California had banned using race and ethnic background in college admissions. But the governor pushed for an end to affirmative action, a change that was approved by the voters.
The Texas ban, however, was imposed by the court.
The case was Hopwood vs. Texas. The lead plaintiff was Cheryl Hopwood, a white woman who said the University of Texas School of Law rejected her because its admissions policy unfairly favored minorities.
In March 1996, a federal appeals court surprised college administrators around the country by ruling that a school's goal of attracting more minority students to create a diverse student body does not justify racial preferences in college admissions.
The U.S. Supreme Court refused to hear an appeal, letting the appeals court ruling stand. But Mississippi and Louisiana, the other states in the same appelate circuit, haven't interpreted the case as strictly as Texas Attorney General Dan Morales did.
That was "very disappointing," particularly for the UT law school, Sharlot said.
"We were not just paying lip service to diversity," the dean said. "We have been unusually successful in attracting and graduating minority students."
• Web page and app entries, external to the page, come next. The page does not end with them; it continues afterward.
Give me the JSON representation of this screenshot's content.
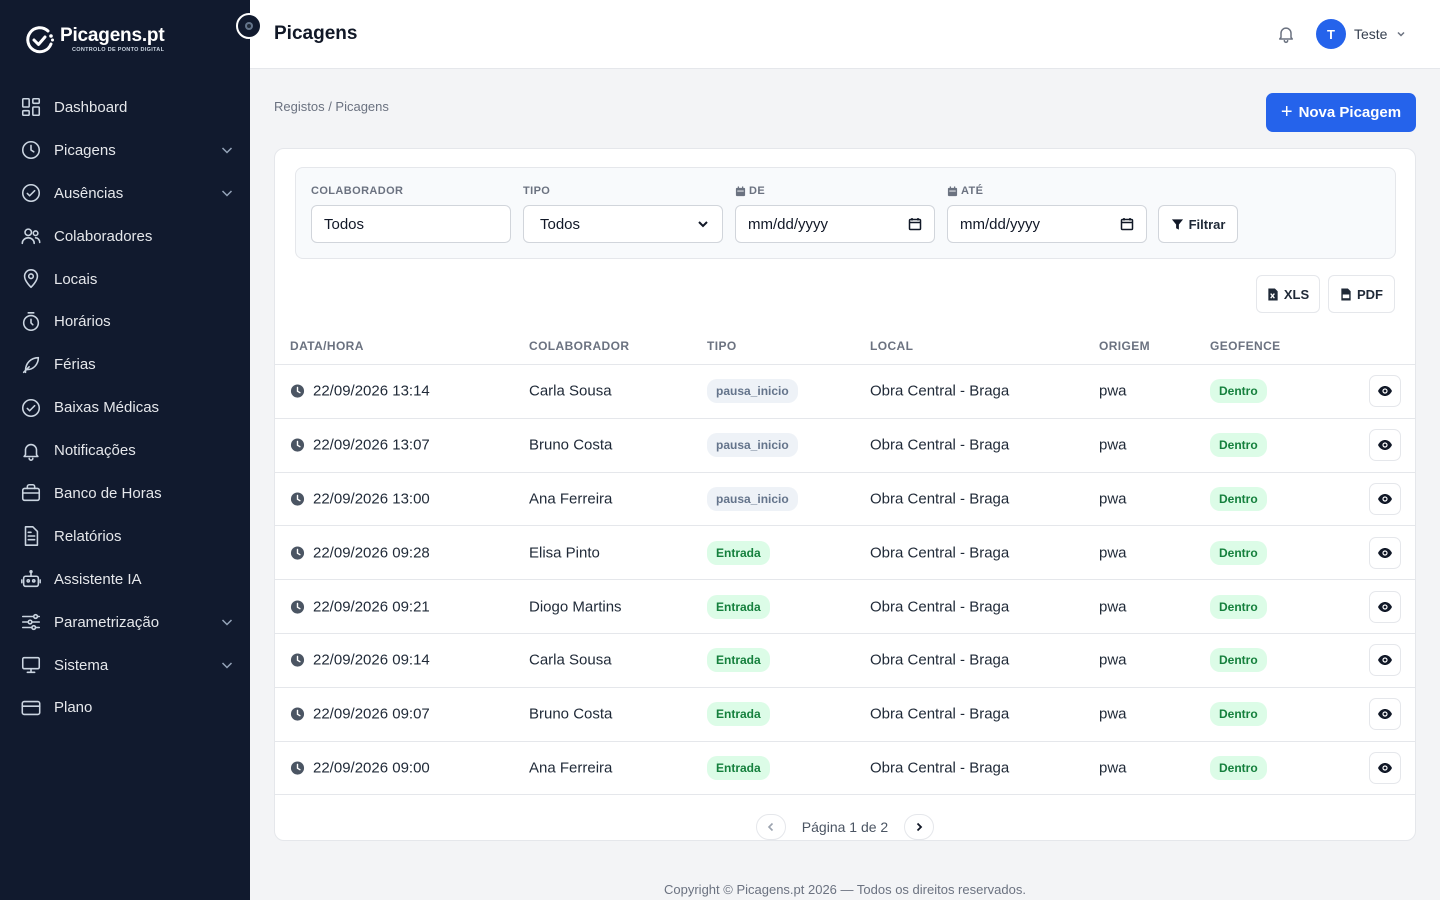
{
  "brand": {
    "title": "Picagens.pt",
    "subtitle": "CONTROLO DE PONTO DIGITAL"
  },
  "sidebar": {
    "items": [
      {
        "label": "Dashboard",
        "icon": "dashboard-icon",
        "expandable": false
      },
      {
        "label": "Picagens",
        "icon": "clock-icon",
        "expandable": true
      },
      {
        "label": "Ausências",
        "icon": "check-circle-icon",
        "expandable": true
      },
      {
        "label": "Colaboradores",
        "icon": "users-icon",
        "expandable": false
      },
      {
        "label": "Locais",
        "icon": "map-pin-icon",
        "expandable": false
      },
      {
        "label": "Horários",
        "icon": "timer-icon",
        "expandable": false
      },
      {
        "label": "Férias",
        "icon": "feather-icon",
        "expandable": false
      },
      {
        "label": "Baixas Médicas",
        "icon": "check-circle-icon",
        "expandable": false
      },
      {
        "label": "Notificações",
        "icon": "bell-icon",
        "expandable": false
      },
      {
        "label": "Banco de Horas",
        "icon": "briefcase-icon",
        "expandable": false
      },
      {
        "label": "Relatórios",
        "icon": "file-text-icon",
        "expandable": false
      },
      {
        "label": "Assistente IA",
        "icon": "robot-icon",
        "expandable": false
      },
      {
        "label": "Parametrização",
        "icon": "sliders-icon",
        "expandable": true
      },
      {
        "label": "Sistema",
        "icon": "monitor-icon",
        "expandable": true
      },
      {
        "label": "Plano",
        "icon": "credit-card-icon",
        "expandable": false
      }
    ]
  },
  "topbar": {
    "title": "Picagens",
    "user_initial": "T",
    "user_name": "Teste"
  },
  "breadcrumb": "Registos / Picagens",
  "actions": {
    "new_label": "Nova Picagem",
    "new_icon": "+"
  },
  "filters": {
    "colaborador_label": "COLABORADOR",
    "colaborador_value": "Todos",
    "tipo_label": "TIPO",
    "tipo_value": "Todos",
    "de_label": "DE",
    "de_value": "mm/dd/yyyy",
    "ate_label": "ATÉ",
    "ate_value": "mm/dd/yyyy",
    "filter_button": "Filtrar"
  },
  "export": {
    "xls": "XLS",
    "pdf": "PDF"
  },
  "table": {
    "headers": [
      "DATA/HORA",
      "COLABORADOR",
      "TIPO",
      "LOCAL",
      "ORIGEM",
      "GEOFENCE"
    ],
    "rows": [
      {
        "datetime": "22/09/2026 13:14",
        "colaborador": "Carla Sousa",
        "tipo": "pausa_inicio",
        "tipo_style": "gray",
        "local": "Obra Central - Braga",
        "origem": "pwa",
        "geofence": "Dentro"
      },
      {
        "datetime": "22/09/2026 13:07",
        "colaborador": "Bruno Costa",
        "tipo": "pausa_inicio",
        "tipo_style": "gray",
        "local": "Obra Central - Braga",
        "origem": "pwa",
        "geofence": "Dentro"
      },
      {
        "datetime": "22/09/2026 13:00",
        "colaborador": "Ana Ferreira",
        "tipo": "pausa_inicio",
        "tipo_style": "gray",
        "local": "Obra Central - Braga",
        "origem": "pwa",
        "geofence": "Dentro"
      },
      {
        "datetime": "22/09/2026 09:28",
        "colaborador": "Elisa Pinto",
        "tipo": "Entrada",
        "tipo_style": "green",
        "local": "Obra Central - Braga",
        "origem": "pwa",
        "geofence": "Dentro"
      },
      {
        "datetime": "22/09/2026 09:21",
        "colaborador": "Diogo Martins",
        "tipo": "Entrada",
        "tipo_style": "green",
        "local": "Obra Central - Braga",
        "origem": "pwa",
        "geofence": "Dentro"
      },
      {
        "datetime": "22/09/2026 09:14",
        "colaborador": "Carla Sousa",
        "tipo": "Entrada",
        "tipo_style": "green",
        "local": "Obra Central - Braga",
        "origem": "pwa",
        "geofence": "Dentro"
      },
      {
        "datetime": "22/09/2026 09:07",
        "colaborador": "Bruno Costa",
        "tipo": "Entrada",
        "tipo_style": "green",
        "local": "Obra Central - Braga",
        "origem": "pwa",
        "geofence": "Dentro"
      },
      {
        "datetime": "22/09/2026 09:00",
        "colaborador": "Ana Ferreira",
        "tipo": "Entrada",
        "tipo_style": "green",
        "local": "Obra Central - Braga",
        "origem": "pwa",
        "geofence": "Dentro"
      }
    ]
  },
  "pagination": {
    "text": "Página 1 de 2"
  },
  "footer": "Copyright © Picagens.pt 2026 — Todos os direitos reservados.",
  "colors": {
    "sidebar_bg": "#111a2e",
    "accent": "#2563eb",
    "badge_green_bg": "#dcfce7",
    "badge_green_text": "#15803d",
    "badge_gray_bg": "#eef2f7",
    "badge_gray_text": "#64748b"
  }
}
But this year, many minority students didn't bother to apply. "If they didn't feel they were welcome, they saved their time and money for other applications," Sharlot said.
Last fall, the first-year law school class included 31 black students and 42 Mexican Americans. This year, four African Americans and 26 Mexican Americans started law school at UT.
"The fact that not only did we admit many fewer minorities this year but that many fewer applied is a punch in the stomach," said law Professor Russell Weintraub.
Demographers project Anglos will be the minority in Texas in about 30 years, Weintraub said, which makes it even more important to educate more black and Hispanic professionals. "Is this the kind of society that can function and survive?" he asked. "Or is it a time bomb waiting to go off?"
Gregory Litt, a law school student from Houston, agreed. "If only white people, or only men or only rich people receive a legal education, then those people will have the best access to justice," he said.
But law student Edward Garrison said he's not sure that skin color is the most important factor in defining diversity.
"In my three years at UT Law, I haven't seen diversity or lack of diversity in racial composition make a difference in the classroom," Garrison said. "It's not race that makes the difference. It's their different experiences that matter." A white student from a poor family can enlighten other students in ways a middle-class black student may not be capable of, he said.
Jennifer Mathis, another law student, said the controversy also offers a lesson about free speech and tolerance of unpopular ideas.
"Diversity means diversity of opinion," Mathis said. "If you want diversity, you've got to be able to disagree with what someone else says. Even if you disagree [with Graglia], you should support his right to say it.
"If you don't, that's the beginning of fascism. And that scares me."
Pub Date: 9/19/97